The Cocktail Party is not the picture of bourgeois conviviality that it may first seem to be—it’s a sneaky painting that’s actually about total detachment. Everyone in it is interchangeable. Any sense of disillusionment then fades away once you get into the Guggenheim show’s second half, when sun-splashed scenes take center stage.
Suddenly, Katz’s cast of art types is transported from pallid expanses of nothing to light-filled living rooms and bayside shores. The mood is much more pleasant now. It feels as though a weight has been lifted, even though his figures are often just as stony as they were before.

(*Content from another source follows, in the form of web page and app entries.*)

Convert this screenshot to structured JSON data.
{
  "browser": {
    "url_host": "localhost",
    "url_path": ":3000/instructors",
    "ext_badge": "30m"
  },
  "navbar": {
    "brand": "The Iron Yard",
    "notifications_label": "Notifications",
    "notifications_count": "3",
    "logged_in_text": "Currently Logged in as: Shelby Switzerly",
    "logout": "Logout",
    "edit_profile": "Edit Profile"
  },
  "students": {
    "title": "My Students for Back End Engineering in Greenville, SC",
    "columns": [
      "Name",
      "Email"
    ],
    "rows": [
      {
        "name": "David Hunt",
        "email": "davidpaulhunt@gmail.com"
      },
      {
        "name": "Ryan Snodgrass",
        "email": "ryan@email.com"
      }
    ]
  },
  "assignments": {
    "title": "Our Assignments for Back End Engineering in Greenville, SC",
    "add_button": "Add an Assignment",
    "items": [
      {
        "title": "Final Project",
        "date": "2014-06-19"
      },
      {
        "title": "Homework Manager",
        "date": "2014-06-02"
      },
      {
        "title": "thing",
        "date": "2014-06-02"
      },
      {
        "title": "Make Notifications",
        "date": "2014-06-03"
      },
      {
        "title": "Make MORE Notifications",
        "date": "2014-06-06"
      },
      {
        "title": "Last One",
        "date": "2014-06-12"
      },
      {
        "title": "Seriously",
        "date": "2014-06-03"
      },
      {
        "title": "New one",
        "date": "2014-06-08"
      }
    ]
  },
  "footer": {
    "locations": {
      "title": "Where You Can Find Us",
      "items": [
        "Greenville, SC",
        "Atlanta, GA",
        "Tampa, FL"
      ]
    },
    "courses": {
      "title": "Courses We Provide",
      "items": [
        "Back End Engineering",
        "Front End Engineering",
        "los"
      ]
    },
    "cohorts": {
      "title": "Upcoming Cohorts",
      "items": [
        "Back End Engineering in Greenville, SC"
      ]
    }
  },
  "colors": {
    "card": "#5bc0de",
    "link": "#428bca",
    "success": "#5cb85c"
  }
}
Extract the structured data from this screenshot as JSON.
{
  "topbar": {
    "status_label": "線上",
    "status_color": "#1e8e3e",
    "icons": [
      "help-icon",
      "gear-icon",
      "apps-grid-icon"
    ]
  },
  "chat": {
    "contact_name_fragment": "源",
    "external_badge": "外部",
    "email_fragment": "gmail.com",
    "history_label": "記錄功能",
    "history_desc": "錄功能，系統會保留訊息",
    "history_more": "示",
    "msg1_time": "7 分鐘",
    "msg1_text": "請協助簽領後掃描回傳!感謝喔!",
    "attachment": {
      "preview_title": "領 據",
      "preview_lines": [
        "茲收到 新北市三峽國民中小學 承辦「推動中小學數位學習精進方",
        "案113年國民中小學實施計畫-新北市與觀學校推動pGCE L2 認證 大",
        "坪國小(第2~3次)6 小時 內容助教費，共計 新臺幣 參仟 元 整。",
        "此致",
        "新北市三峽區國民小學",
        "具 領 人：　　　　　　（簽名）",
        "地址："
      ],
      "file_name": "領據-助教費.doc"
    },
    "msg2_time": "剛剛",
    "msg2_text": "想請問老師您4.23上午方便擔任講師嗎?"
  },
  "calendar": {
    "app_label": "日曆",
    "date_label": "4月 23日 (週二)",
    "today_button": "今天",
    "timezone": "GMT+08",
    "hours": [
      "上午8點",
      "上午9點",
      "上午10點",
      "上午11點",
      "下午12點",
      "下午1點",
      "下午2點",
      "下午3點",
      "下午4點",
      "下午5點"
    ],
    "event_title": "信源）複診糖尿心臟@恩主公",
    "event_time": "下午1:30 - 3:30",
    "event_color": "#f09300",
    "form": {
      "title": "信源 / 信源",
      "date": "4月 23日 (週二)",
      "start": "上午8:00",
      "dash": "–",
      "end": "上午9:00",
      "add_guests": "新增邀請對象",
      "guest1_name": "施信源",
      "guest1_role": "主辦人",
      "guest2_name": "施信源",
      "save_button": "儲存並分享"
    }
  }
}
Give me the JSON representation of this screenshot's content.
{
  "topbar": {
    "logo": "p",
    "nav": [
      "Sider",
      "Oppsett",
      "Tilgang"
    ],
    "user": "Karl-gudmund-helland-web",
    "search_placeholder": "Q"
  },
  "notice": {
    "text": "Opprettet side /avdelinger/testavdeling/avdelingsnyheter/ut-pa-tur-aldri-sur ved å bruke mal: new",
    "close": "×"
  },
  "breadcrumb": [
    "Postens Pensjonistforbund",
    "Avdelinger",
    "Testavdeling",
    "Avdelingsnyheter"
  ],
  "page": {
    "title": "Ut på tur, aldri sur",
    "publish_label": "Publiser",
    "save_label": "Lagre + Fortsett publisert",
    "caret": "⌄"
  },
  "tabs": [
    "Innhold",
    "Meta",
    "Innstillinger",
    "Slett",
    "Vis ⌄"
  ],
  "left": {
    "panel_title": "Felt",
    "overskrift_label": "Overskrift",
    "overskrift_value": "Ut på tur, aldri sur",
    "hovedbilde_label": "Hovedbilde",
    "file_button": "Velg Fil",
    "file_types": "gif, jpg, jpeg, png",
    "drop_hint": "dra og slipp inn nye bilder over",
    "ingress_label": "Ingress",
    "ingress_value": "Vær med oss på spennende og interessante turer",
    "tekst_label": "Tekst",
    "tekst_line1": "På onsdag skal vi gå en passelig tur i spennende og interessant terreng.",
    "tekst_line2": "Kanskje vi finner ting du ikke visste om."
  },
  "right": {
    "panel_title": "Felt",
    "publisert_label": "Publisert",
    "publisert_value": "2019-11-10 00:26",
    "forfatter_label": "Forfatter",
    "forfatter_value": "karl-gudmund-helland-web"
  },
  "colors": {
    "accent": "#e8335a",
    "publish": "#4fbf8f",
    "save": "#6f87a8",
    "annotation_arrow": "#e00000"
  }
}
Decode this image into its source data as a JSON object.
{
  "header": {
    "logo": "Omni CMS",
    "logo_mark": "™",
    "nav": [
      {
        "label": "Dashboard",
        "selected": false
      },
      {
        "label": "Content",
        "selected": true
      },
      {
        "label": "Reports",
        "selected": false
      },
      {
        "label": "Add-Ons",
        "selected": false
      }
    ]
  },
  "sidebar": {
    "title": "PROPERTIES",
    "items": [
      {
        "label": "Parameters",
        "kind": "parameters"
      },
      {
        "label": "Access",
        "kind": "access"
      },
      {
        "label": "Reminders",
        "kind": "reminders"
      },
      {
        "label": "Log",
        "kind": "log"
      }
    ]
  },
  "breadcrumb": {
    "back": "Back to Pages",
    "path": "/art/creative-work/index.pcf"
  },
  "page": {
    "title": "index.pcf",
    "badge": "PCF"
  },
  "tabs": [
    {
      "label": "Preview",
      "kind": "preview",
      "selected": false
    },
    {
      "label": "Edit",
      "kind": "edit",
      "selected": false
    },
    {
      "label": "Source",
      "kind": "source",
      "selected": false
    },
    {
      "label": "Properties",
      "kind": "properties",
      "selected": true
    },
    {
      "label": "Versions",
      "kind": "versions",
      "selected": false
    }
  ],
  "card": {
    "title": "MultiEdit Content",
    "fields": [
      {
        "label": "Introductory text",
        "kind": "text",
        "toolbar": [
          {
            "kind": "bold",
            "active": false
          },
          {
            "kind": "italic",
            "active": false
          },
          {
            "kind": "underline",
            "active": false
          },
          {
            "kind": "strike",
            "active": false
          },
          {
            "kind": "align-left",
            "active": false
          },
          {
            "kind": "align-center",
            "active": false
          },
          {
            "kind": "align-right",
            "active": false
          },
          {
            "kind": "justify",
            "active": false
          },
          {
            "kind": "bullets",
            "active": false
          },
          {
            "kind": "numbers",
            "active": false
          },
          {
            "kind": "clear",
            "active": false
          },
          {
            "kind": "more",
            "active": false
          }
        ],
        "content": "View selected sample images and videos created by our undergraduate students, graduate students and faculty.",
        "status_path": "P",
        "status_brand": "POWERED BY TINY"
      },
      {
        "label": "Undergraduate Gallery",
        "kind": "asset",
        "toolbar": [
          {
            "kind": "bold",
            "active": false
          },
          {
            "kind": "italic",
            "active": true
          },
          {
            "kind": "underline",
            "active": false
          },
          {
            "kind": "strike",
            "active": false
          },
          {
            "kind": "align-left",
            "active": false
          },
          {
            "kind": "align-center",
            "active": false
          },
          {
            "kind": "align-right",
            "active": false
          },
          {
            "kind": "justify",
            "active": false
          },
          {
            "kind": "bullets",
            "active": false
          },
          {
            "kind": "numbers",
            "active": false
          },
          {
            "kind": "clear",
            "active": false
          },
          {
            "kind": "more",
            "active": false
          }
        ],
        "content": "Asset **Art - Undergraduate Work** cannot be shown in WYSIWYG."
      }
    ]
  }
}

Truth be told, cold Katz is better than warm Katz, which isn’t even all that warm. Round Hill (1977), featuring an assortment of bathers reclining on a sandy hill by the sea, would seem joyous were it not for the flinty gazes of its sitters. There’s a woman in the painting wearing a nice blue bathing suit, and a lithe mustachioed man beside her, too, yet there’s not a shred of sensuality in this scene at all. Lighten up a little!
Images of middle-class bonhomie like this one quickly grow tiresome, and it does not help that this quaint sensibility seems to have infiltrated Katz’s landscapes. There are a few paintings here from the late ’80s that depict New York at night by way of lit-up windows amid a field of black. It’s easy to fall for the brushwork here—there’s a certain wit in portraying this illumination via a few mere gentle white strokes and little more. It’s also worth remembering that, at this time, New York was not the hyper-gentrified city it has now become. Amid the darkness, there was the pervasive threat of violence. None of that is represented here.
Occasionally, in this later part of his career, Katz has delivered some pleasant surprises, like one work in which an image of the poet Allen Ginsberg splinters into six paintings, so that his lips hang across from a segment of his bearded mouth in one gallery. Yet for the most part, anything that once made Katz’s art feel edgy has calcified and grown stale. This is an artist resting on his laurels.
Witness the case of his recent landscapes, which are awarded the airy galleries of the Guggenheim’s uppermost level. One of them, Blue Night (2018), is mainly composed of a hulking black mass that is disturbed only by a swatch of navy blue in one corner. The canvas aspires toward transcendence, à la Caspar David Friedrich’s masterpiece, Monk by the Sea (1808/10), another landscape that enacts a contrast between dark, abstract tones. Katz’s painting has the sad consequence of feeling dashed off, even in spite of its epic proportions, at more than 14 feet wide. Friedrich would never.